Smoke breaks may be costing employers more than they think, with U.K. businesses losing around $14.50 billion a year, according to a new study.
The average British smoker takes four smoking breaks during the work day, lasting around 10 minutes each, as well as taking nearly an entire day more in sick leave a year than non-smokers, a study by the Centre for Economics and Business Research found.
(Read more: If you want to earn more money, quit smoking)
"This equates to 136 hours of lost productive time every year for the average smoker – costing the average business 1,522 pounds (around $2,537) in unproductive wages," CEBR said. It noted smokers make up around 20 percent of the U.K. workforce.

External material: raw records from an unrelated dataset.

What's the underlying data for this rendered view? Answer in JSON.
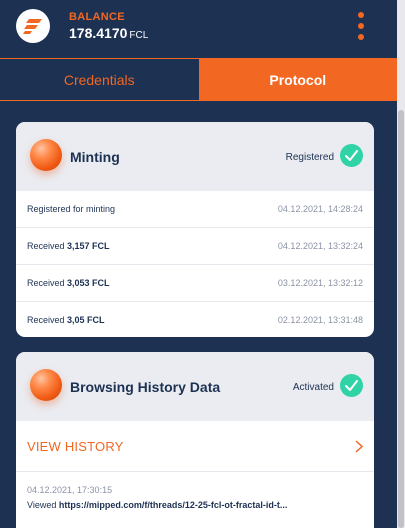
{
  "colors": {
    "accent": "#f26722",
    "navy": "#1d3152",
    "success": "#2fd3a6"
  },
  "header": {
    "balance_label": "BALANCE",
    "balance_value": "178.4170",
    "balance_unit": "FCL",
    "logo_icon": "fractal-logo-icon",
    "menu_icon": "kebab-menu-icon"
  },
  "tabs": [
    {
      "label": "Credentials",
      "active": false
    },
    {
      "label": "Protocol",
      "active": true
    }
  ],
  "minting": {
    "title": "Minting",
    "status": "Registered",
    "status_icon": "check-circle-icon",
    "rows": [
      {
        "prefix": "Registered for minting",
        "amount": "",
        "date": "04.12.2021, 14:28:24"
      },
      {
        "prefix": "Received ",
        "amount": "3,157 FCL",
        "date": "04.12.2021, 13:32:24"
      },
      {
        "prefix": "Received ",
        "amount": "3,053 FCL",
        "date": "03.12.2021, 13:32:12"
      },
      {
        "prefix": "Received ",
        "amount": "3,05 FCL",
        "date": "02.12.2021, 13:31:48"
      }
    ]
  },
  "browsing": {
    "title": "Browsing History Data",
    "status": "Activated",
    "status_icon": "check-circle-icon",
    "view_history_label": "VIEW HISTORY",
    "entry": {
      "date": "04.12.2021, 17:30:15",
      "prefix": "Viewed ",
      "url": "https://mipped.com/f/threads/12-25-fcl-ot-fractal-id-t..."
    }
  }
}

The extra cost of a smoking employee may be higher in the U.S. A Gallup poll late last year estimated employers were dunned an extra $3,077 a year for each smoker, assuming it cost $341 for each complete missed workday and around $13 a day for partial-absenteeism due to recurring smoke breaks.
In addition, healthcare costs for smokers were around $2,056 a year higher compared with non-smokers, the poll found, noting around 19.1 percent of U.S. workers smoke.
"Workers who smoke cost the U.S. economy an estimated $278 billion annually in lost productivity due to absenteeism and extra healthcare costs," Gallup said. "These individuals report more than seven additional unhealthy days and about 2.5 additional missed workdays each year compared with their counterparts who do not smoke."
Smoking isn't doing workers any favors either. Smokers only earn about 80 percent of what non-smokers earn, according to a paper last year from Federal Reserve Bank of Atlanta economists Julie Hotchkiss and Melinda Pitt. People who used to smoke and quit more than a year earlier, though, earn 7 percent more than people who never lit up in the first place.
(Read more: US surgeon general calls for end of tobacco epidemic)
The two researchers attribute about 60 percent of the wage gap between smokers and nonsmokers to demographic differences—collectively, smokers tend to be less-educated than nonsmokers, for instance—but the rest were ascribed to what they called, "unmeasured factors."
They and other experts theorize that there could be personality traits that differentiate current smokers, former smokers and nonsmokers, such as ex-smokers' development of increased self-discipline.
(Read more: Why employers should watch unfaithful spouses)
There is hope for employers. The CEBR study found most U.K. smokers would welcome efforts by their employers to help them quit smoking. In the U.S., cost savings from having insurers cover smoking cessation programs can be large.
The cost of a smoking cessation program can range from $144-$804 per smoker, compared with estimated savings of around $1.3 million a year per 10,000 smokers, according to a 2012 actuarial study from Leif Associates.
Tobacco isn't the only sin that costs employers. Alcohol was estimated to cost around 7.3 billion pounds a year in lost productivity in the U.K., according to the 2012 Government Alcohol Strategy. While in the U.S., about 72 percent of the $223.5 billion cost of excessive alcohol consumption was due to lost workplace productivity, according to a 2006 study by the Centers for Disease Control and Prevention.
—By CNBC.Com's Leslie Shaffer; Follow her on Twitter @LeslieShaffer1